There was actually no problem with her. Jealousy had consumed Uwais. He stood at her house with the responsibility of taking care of her birth, and here she was mocking her. He even felt that it could be a threat. Evil had overtaken his thoughts. Before even realising what he has done, Uwais killed her and the baby by overdosing. No one ever suspected him. He cried harder than Majid that day.
After few months, Majid left to London. Uwais was too scared to continue in Hyderabad. He moved to Faziabad. He never married. He never kept an assistant.
Everyday he remembered Umayyah. But everytime he thought about her, hatred consumed his heart. He thought had she persuaded he would have married her. She had to make a mockery out of his life instead. He blamed it all on her.

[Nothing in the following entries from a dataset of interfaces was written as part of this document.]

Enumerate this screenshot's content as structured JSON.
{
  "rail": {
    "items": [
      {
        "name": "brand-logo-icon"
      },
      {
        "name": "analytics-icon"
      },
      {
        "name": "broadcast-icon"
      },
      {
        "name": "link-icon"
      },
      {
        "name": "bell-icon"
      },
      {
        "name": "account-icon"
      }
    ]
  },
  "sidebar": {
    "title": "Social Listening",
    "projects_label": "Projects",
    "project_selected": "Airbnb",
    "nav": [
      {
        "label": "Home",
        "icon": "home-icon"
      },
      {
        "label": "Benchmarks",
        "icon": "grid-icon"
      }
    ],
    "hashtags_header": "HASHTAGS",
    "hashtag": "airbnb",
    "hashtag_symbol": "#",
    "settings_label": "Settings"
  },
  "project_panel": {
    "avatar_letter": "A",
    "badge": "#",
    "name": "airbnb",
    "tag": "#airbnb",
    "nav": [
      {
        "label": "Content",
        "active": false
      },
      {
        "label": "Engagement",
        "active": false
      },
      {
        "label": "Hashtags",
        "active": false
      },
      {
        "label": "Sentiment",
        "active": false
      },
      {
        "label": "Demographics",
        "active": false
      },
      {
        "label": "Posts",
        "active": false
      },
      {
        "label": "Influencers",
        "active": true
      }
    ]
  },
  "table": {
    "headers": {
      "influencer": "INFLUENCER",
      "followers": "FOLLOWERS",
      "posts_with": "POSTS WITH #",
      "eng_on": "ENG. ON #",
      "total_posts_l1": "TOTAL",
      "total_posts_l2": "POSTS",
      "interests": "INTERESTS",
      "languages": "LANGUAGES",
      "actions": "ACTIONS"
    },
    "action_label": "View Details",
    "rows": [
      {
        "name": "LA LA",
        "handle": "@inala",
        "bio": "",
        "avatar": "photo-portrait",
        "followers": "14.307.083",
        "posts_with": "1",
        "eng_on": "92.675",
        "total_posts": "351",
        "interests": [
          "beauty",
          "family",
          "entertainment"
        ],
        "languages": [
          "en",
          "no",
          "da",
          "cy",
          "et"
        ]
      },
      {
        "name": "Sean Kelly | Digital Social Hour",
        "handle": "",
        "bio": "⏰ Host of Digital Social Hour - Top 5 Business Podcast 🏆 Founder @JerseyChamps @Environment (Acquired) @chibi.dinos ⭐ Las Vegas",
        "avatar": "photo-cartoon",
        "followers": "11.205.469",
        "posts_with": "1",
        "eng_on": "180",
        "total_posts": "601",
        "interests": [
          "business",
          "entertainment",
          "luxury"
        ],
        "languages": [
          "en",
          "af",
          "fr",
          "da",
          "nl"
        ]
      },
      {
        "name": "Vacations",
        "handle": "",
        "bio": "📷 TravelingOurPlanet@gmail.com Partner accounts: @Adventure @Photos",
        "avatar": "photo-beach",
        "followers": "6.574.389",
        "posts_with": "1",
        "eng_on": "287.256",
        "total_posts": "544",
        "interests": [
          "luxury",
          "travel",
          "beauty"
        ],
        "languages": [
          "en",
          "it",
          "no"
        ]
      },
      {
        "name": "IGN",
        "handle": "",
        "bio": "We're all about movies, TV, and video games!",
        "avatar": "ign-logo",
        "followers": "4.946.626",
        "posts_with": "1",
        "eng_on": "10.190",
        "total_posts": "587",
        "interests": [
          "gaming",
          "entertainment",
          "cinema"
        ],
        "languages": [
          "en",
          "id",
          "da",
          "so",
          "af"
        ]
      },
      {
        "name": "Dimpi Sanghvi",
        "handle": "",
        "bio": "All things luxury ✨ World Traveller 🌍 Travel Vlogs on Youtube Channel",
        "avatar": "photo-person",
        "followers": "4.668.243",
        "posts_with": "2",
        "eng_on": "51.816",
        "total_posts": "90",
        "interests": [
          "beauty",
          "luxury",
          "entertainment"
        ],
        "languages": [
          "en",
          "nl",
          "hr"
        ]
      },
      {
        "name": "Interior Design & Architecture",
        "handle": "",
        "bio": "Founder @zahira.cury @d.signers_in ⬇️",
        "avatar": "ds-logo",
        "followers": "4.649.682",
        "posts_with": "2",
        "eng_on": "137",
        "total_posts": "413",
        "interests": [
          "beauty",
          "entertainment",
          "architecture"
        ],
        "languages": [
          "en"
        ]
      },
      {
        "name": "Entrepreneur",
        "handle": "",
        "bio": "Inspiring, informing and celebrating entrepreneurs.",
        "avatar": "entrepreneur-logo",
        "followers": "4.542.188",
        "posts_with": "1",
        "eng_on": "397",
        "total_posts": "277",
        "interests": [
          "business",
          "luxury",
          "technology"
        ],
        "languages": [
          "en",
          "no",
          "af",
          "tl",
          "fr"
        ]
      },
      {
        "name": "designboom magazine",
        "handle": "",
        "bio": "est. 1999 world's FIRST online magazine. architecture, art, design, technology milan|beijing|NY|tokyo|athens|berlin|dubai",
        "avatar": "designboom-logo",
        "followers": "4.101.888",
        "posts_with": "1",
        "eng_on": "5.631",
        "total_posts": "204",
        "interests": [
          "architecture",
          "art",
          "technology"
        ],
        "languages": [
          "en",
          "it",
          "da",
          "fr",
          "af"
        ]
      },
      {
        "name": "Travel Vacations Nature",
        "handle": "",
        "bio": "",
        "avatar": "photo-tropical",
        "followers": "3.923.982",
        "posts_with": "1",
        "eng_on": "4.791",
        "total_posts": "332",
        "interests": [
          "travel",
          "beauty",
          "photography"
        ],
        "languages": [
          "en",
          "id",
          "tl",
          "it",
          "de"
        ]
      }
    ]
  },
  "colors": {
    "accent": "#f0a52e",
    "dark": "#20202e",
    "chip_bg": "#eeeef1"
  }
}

At old age, he thought he finally found some solace. He thought he had found a son in Yathrib. But she wouldn't allow that. She wants to tarnish his reputation, and he couldn't allow that. Not in this lifetime.
Uwais opened the kid's eyelids. His pupils were pointing downwards. He took another bottle and overdosed the kid. He held the mask tightly to his face. The kid hardly moved. When that was over he took another bottle with pills and had it all. He looked at the bed and saw the boy's soul leaving him to a large source of illumination. It was getting bigger and bigger. Uwais couldn't keep up with it.